ith Sportingbet shares closing down 1½ at 44½p on Friday, it is understood that William Hill now believes its initial approach was too high. The move comes after Sportingbet yesterday posted a 35% drop in revenues to us$ 62.2 million for the three months ending October. The group also said the amount wagered in bets during the period fell to us$ 954.1 million from us$ 1.11 billion a year earlier.
Sportingbet admitted that trading conditions during the quarter had been “challenging”, but the company said it was “confident” that its results for the full-year would meet its expectations.
It is not thought that talks over a lower offer have started; the Takeover Panel has set a deadline of 5pm on Tuesday for a formal bid to be made. However, that deadline is extendable and the parties were granted further time for talks by the Takeover Panel earlier this month.
Sources close to Sportingbet said that the bid “has got to begin with a 6” and that any attempt to reduce the bid is likely to be met with a negative reaction.
Sportingbet said in October that it would back the us$ 850.9 million proposal, after William Hill returned with a sweetened offer.
The bookmaker and Aim-listed GVC confirmed in September that they were considering a joint bid for Sportingbet, following speculation in the stock market that the online gaming group could receive a takeover approach. Fellow bookie Ladbrokes had also held bid discussions with Sportingbet last year.
William Hill is primarily interested in Sportingbet’s business in Australia, while GVC would purchase the operations in other countries where the risks are greater because the regulations are less clear.
Sportingbet’s business in Australia is seen as its crown jewel, and accounts for about 90pc of its profits. The group is the market leader in both telephone and online gaming in the country.
But Sportingbet’s first-quarter results on Friday prompted speculation from analysts that William Hill will look to renegotiate its initial approach. “We continue to believe that William Hill will ultimately acquire Sportingbet’s Australian business,” said David Jennings, an analyst at Davy. “Whether it can acquire Sportingbet for a lower price than previously expected remains to be seen but either way, we still believe in the long-term attractiveness of that market,” he said.
The uncertainty over the bid has also been reflected in Sportingbet’s share price, which has hovered around the 45p level throughout the week. The group’s results were hurt in part by the scheduling of some sporting events, with the Australian Derby Day, for example, falling in November this year.

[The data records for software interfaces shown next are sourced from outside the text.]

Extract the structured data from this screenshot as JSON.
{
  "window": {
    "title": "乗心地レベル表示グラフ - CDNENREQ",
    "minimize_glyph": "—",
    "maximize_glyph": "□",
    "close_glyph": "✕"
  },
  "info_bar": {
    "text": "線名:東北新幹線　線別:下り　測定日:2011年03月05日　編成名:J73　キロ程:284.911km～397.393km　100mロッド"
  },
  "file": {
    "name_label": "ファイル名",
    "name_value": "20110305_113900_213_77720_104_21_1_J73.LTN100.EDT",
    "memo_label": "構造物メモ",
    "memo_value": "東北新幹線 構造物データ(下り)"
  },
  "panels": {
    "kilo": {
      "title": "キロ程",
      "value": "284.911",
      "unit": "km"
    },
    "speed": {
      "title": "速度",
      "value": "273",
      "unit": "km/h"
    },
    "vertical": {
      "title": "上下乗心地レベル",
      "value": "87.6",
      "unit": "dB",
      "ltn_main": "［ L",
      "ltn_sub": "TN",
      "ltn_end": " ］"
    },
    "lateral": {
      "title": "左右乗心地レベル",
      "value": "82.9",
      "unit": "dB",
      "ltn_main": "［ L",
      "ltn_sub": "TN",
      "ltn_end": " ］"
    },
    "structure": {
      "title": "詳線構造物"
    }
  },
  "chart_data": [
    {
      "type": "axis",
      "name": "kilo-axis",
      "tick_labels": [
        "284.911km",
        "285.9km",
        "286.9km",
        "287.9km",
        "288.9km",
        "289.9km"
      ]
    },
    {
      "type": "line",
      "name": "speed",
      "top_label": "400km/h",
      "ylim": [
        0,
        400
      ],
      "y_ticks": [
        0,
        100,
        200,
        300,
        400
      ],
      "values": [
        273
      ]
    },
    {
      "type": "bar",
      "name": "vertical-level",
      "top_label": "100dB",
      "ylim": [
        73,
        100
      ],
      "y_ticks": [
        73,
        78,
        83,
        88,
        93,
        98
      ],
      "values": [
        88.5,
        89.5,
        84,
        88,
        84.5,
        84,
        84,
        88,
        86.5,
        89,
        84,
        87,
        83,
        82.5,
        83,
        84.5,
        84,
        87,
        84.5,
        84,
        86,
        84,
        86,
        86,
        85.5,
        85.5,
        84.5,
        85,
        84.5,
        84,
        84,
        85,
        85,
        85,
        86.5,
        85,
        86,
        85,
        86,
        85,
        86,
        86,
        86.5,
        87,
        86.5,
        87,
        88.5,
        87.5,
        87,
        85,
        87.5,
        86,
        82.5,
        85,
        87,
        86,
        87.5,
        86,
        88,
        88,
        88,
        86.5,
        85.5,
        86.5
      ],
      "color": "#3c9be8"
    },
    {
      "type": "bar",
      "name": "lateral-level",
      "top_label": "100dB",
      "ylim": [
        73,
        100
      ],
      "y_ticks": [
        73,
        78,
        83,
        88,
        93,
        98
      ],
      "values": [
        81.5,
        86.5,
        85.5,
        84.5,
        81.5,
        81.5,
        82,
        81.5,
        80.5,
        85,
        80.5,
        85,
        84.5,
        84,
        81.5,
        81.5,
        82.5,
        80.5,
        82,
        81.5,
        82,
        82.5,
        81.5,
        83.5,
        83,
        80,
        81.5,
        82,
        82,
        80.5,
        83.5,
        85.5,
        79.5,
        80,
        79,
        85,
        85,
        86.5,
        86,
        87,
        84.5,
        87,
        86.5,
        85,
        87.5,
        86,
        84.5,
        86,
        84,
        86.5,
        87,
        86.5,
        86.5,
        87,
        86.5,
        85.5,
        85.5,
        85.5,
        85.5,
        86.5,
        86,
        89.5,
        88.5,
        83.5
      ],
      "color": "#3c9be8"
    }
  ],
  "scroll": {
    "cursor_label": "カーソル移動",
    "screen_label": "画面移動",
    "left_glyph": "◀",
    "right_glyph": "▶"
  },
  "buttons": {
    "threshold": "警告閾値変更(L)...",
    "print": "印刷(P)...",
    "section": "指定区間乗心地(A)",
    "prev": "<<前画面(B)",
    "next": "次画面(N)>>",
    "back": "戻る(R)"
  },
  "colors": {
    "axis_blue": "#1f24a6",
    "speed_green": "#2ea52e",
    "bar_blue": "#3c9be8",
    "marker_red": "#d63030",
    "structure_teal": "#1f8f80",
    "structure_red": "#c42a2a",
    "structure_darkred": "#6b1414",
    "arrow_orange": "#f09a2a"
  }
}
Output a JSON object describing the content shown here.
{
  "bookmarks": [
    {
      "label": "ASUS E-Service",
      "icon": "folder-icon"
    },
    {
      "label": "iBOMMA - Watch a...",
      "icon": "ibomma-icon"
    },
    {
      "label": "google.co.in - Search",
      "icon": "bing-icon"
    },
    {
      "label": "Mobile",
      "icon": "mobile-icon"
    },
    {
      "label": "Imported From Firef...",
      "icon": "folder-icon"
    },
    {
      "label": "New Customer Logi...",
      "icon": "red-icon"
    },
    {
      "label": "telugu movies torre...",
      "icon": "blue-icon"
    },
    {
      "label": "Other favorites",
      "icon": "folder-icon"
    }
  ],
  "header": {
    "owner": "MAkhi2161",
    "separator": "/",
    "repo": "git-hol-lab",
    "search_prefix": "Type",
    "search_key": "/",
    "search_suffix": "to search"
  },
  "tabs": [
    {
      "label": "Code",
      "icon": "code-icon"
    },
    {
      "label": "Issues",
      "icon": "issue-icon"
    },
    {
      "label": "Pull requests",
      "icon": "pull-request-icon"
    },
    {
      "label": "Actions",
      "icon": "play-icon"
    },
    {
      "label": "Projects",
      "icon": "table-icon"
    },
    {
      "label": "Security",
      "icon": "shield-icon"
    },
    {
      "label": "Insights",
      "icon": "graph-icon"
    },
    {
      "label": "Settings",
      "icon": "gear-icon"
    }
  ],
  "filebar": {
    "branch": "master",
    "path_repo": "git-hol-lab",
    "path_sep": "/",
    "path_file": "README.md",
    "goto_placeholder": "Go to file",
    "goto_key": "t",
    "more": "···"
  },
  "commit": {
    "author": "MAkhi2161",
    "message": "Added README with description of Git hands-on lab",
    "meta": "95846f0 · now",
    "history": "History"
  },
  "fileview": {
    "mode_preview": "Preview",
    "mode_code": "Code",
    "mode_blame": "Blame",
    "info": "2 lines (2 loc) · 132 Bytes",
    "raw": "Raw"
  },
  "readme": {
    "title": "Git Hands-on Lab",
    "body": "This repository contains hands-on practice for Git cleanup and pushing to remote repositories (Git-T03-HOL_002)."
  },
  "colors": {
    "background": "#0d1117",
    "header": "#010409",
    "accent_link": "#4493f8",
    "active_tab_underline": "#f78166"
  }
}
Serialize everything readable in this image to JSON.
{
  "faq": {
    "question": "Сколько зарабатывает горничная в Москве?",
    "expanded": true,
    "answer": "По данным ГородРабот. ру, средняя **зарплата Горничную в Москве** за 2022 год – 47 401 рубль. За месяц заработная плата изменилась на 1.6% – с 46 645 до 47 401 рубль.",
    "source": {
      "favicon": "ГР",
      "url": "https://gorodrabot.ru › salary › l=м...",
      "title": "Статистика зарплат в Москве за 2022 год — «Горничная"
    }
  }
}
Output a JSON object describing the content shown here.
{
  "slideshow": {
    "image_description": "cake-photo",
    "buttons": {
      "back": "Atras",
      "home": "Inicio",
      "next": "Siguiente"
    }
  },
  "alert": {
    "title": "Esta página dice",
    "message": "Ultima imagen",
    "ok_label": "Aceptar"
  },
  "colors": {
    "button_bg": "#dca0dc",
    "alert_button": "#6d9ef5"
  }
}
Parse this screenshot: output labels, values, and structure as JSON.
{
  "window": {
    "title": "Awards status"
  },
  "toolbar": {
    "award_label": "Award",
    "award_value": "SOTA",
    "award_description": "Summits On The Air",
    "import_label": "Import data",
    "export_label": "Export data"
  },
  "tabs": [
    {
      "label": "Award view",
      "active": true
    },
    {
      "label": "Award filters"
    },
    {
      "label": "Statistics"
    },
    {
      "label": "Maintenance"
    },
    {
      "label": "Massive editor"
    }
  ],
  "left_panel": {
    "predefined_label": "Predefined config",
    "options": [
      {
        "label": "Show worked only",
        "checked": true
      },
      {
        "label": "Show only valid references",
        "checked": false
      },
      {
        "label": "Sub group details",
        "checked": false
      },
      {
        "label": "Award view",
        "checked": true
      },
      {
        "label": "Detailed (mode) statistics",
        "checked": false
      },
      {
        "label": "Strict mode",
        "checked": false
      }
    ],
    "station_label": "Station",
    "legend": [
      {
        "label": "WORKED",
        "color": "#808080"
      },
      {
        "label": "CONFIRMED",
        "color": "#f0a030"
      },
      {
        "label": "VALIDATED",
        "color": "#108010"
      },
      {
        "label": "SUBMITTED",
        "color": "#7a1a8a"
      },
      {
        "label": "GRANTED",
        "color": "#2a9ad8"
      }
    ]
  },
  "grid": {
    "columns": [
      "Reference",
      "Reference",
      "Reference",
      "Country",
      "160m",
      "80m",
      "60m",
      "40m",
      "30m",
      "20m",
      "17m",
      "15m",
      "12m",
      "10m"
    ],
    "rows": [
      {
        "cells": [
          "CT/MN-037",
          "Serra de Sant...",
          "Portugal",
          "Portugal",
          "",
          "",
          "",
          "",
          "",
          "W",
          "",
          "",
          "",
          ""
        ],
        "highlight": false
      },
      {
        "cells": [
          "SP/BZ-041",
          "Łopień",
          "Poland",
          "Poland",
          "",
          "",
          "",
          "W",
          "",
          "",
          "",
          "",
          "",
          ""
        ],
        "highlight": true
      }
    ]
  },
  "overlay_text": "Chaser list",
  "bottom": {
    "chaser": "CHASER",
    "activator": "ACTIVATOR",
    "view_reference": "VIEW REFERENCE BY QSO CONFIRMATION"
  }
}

The group reported a 3.5% increase in amounts wagered at its Australian business, which Mr Jennings at Davy described as “disappointing given that gross win margins were down year-on-year”. “Usually, if gross win margins are down year-on-year, one would expect to see more customer recycling of winnings with higher amounts staked as a result.”